COVID-19 accelerated market adoption of smart spaces, as worker safety and social distancing capabilities became de facto standards. As organizations embrace the ability of smart spaces to incorporate legacy systems alongside new technologies like IoT, we’ll see increasing opportunities to drive more connected, coordinated and intelligent solutions across target environments.
Smart spaces have a very high mass because they offer broad, cross-industry appeal wherever people and mobile traffic require observation and management.
Read more: When and How to Turn Your Internal Capabilities Into Revenue-Generating Products
Time to market: 6-8 years
Theme: Productivity Revolution
Generative AI refers to AI techniques that learn a representation of artifacts from the data and use it to generate brand-new, completely original artifacts that preserve a likeness to original data.
The field of generative AI will progress rapidly in both scientific discovery and technology commercialization. While this is currently as futuristic as it gets, we already see successes in a wide range of applications, from creating new materials to preserving data privacy. However, safety concerns and negative use of generative AI, such as deepfakes, might slow adoption in some industries.
Generative AI mass is high, because exploration of generative AI methods is growing and proving itself in a wide range of industries, including life sciences, healthcare, manufacturing, material science, media, entertainment, automotive, aerospace, defense and energy.
Time to Market: 3-6 years
Theme: Ubiquitous and Transparent Security
Homomorphic encryption is a cryptographic method that returns an encrypted result to the data owner. Essentially, this enables third parties to process encrypted data while having no knowledge about the data or the results.
Several factors prevent near-term adoption of the technology, including performance issues, lack of standardization and complexity. Pioneers of homomorphic encryption understand that the future of this technology is tied to the increasing role of open innovation investments, which runs counter to the secrecy and silo mentality of traditional corporate research labs.
We believe homomorphic encryption will be a core technology for many future SaaS offerings to ensure the protection and privacy of data between third-party data processing and analytics providers. The dominant use case will be eliminating the current need to exchange and store data between business partners, third-party analysis firms or other extended data analytics solutions.
Time to market: 3-6 years
Theme: Critical Enablers
Graph technologies refer to graph data management and analytics techniques. This group of technologies enables the exploration of relationships between entities like organizations, people or transactions.
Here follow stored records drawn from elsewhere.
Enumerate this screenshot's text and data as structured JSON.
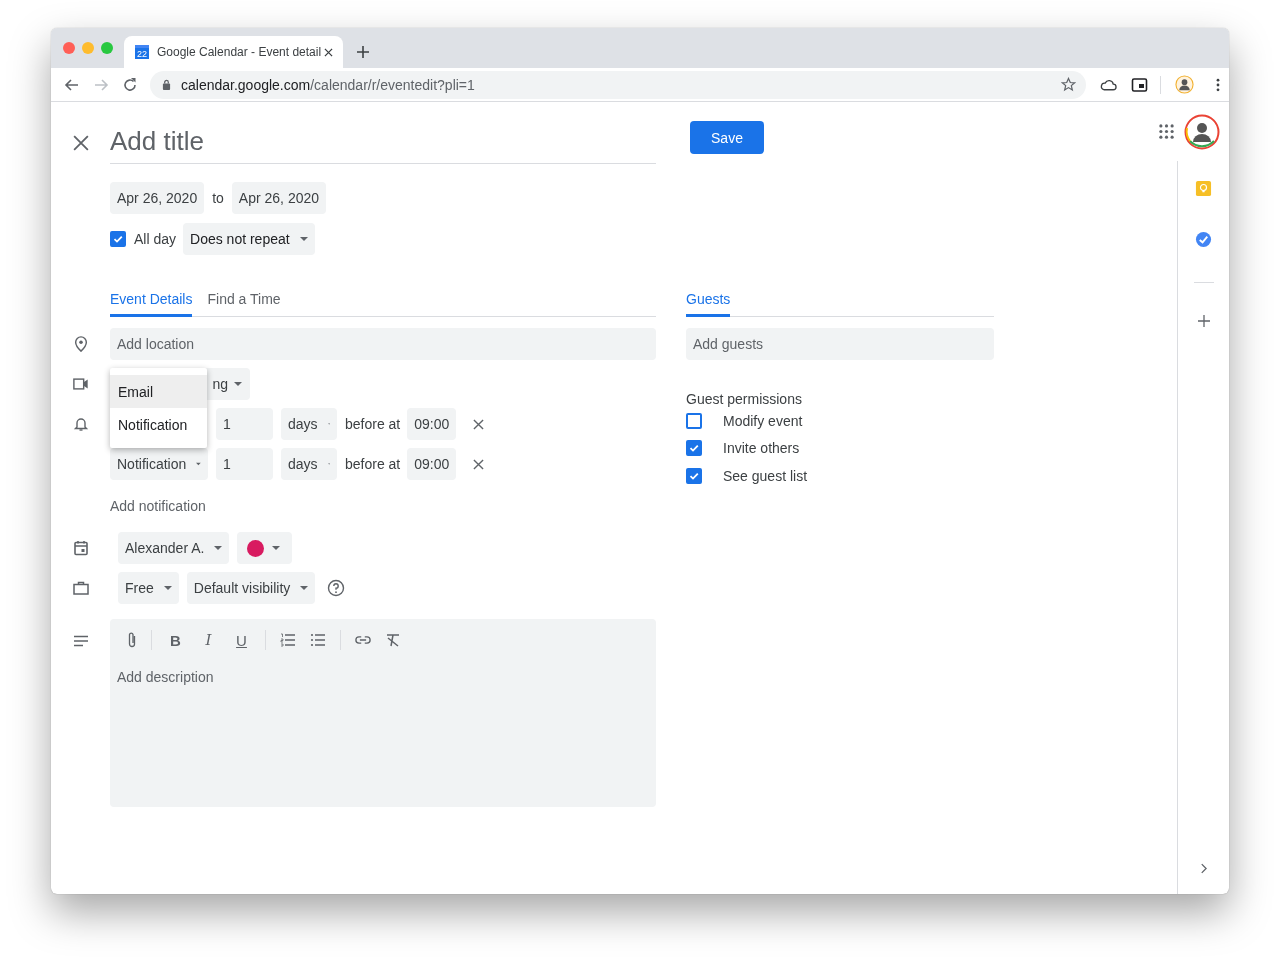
{
  "browser": {
    "tab_favicon_text": "22",
    "tab_title": "Google Calendar - Event detail",
    "url_host": "calendar.google.com",
    "url_path": "/calendar/r/eventedit?pli=1"
  },
  "event": {
    "title_placeholder": "Add title",
    "save": "Save",
    "start_date": "Apr 26, 2020",
    "to": "to",
    "end_date": "Apr 26, 2020",
    "all_day": {
      "label": "All day",
      "checked": true
    },
    "repeat": "Does not repeat"
  },
  "tabs": [
    {
      "label": "Event Details",
      "selected": true
    },
    {
      "label": "Find a Time",
      "selected": false
    }
  ],
  "location_placeholder": "Add location",
  "conferencing": "ng",
  "type_menu": [
    {
      "label": "Email",
      "selected": true
    },
    {
      "label": "Notification",
      "selected": false
    }
  ],
  "notifications": [
    {
      "amount": "1",
      "unit": "days",
      "before": "before at",
      "time": "09:00"
    },
    {
      "type": "Notification",
      "amount": "1",
      "unit": "days",
      "before": "before at",
      "time": "09:00"
    }
  ],
  "add_notification": "Add notification",
  "calendar": "Alexander A.",
  "event_color": {
    "color": "#d81b60"
  },
  "availability": "Free",
  "visibility": "Default visibility",
  "format_buttons": [
    {
      "label": "B",
      "kind": "bold"
    },
    {
      "label": "I",
      "kind": "italic"
    },
    {
      "label": "U",
      "kind": "underline"
    }
  ],
  "description_placeholder": "Add description",
  "guests": {
    "tab": {
      "label": "Guests",
      "selected": true
    },
    "placeholder": "Add guests",
    "permissions_title": "Guest permissions",
    "permissions": [
      {
        "label": "Modify event",
        "checked": false
      },
      {
        "label": "Invite others",
        "checked": true
      },
      {
        "label": "See guest list",
        "checked": true
      }
    ]
  }
}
Analyzing relationship data can require a large volume of heterogeneous data, storage and analysis — none of which is well-suited to relational databases. Graph analytics consists of models that determine the “connectedness” across data points.
Essentially, graph technologies determine “connectedness”/relationship between varied datasets. Take the example of social media analysis: These technologies can enhance the identification of influencers and communities in social media networks by evaluating when different paths spread behavior through unexpected community members.
The wide range of potential applications for graph technologies means it will take three to six years to reach early majority adoption. A significant proportion of these technologies will be sold as integrated components of existing data platforms, either developed in-house or integrated via resale agreements from specialist vendors.
Graph databases are ideal for storing, manipulating and analyzing the widely varied perspectives in the graph model due to their graph-specific processing languages and capabilities, scalability and computational power.